June 1963 | Volume 14, Issue 4
When we sing “America the Beautiful,” or for that matter plain “America,” with their apostrophes to woods, hills, and “purple mountain majesties,” and when we vacation, as free as you please, in what conservation has rescued from the wreck of all that landscape, it takes quite an effort to remember that what we do, and even feel, today is in fact something very new. To our first Puritan forefathers, the land was not beautiful at all but a bleak and dreadful wilderness. Leisure was sloth, enjoyment sin. Cotton Mather could go fishing, a pleasure excused as grim necessity, and, in later times, eighteenthcentury “invalids” could enjoy themselves at “restorative” beaches and spas, but the earlier ethic and its gospel of work were scarcely overcome until well into the nineteenth century. Then at last the philosophers and poets—men like Emerson, Thoreau, Bryant, Whittier—rediscovered nature, so that recreation and travel for pleasure became respectable.
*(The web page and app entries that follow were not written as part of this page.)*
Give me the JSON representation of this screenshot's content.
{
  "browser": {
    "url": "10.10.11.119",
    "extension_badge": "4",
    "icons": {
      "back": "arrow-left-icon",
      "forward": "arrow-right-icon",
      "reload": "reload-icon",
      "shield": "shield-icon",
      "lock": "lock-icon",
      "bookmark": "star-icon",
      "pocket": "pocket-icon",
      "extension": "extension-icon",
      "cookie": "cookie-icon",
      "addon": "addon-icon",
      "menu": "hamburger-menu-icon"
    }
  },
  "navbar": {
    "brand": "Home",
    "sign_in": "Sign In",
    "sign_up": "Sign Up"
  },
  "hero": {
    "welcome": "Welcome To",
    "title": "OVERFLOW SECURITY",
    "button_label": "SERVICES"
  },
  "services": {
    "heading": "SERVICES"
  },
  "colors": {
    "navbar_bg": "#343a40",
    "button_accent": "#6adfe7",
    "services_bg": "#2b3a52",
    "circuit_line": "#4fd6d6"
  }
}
About a century ago Americans began, in considerable numbers, to return to the out-of-doors. Spurred on by a few adventurous spirits, weary of the increasing confinements of the cities, endowed for the first time with vacations, even paid ones, they took walking tours, climbed mountains, camped, fished, and hunted. Games became popular among adults. Croquet, once thought a fairly strenuous pastime, appeared in the 1860’s, and tennis and golf in following decades. As the prejudices against idle leisure waned, resorts and watering places spread all over the eastern and then central states. A bicycle craze swept the nation, although one minister warned his flock that “You cannot serve God and skylark on a bicycle.”
Everything seemed to come at once: new wealth, and the desire to spend it; leisure, and the means for enjoying it. The difficulties of travel dissolved as steamboats and railroads made far places accessible. The boats served the sea resorts and newly popular islands, the steam cars would take you to the Adirondacks, to the Berkshires so dear to Bryant, and to the White Mountains, where an enterprising resort-keeper built a cog railway to carry his patrons to the summit. For the poor, there was the ubiquitous trolley, 40,000 miles of it in 1909, open to rhr hreezes as it carried hanpv crowds to the “trolley parks.”
As the woods filled with campers and the beaches with “bathers” in five-piece suits, the habit of annual summer migration grew upon the upper and middle classes. The East sprouted resorts, from Mount Desert Island, Maine, to Palm Beach, while more audacious souls set out for Yellowstone and Grand Canyon, suddenly reachable by rail. Where first a few artists and writers had ventured into the wilds, great resort hotels sprang up, vast structures like the one at lower right. The final accolade, so to speak, came at last from the noted German author of travel handbooks, Karl Baedeker, who decided soon after the turn of the century that the United States had become a fit place for gentlefolk to visit. He issued a guide. The traveller should, it noted, first dismiss his European prejudices against equality and be patient with “the absence of deference or servility on the part of those he considers his social inferiors.” Thereafter, He will seldom meet any real impoliteness.…Throughout almost the whole country travelling is now as sale as in the most civilized parts of Europe, and the carrying of arms, which indeed is forbidden in many States, is as unnecessary here as there.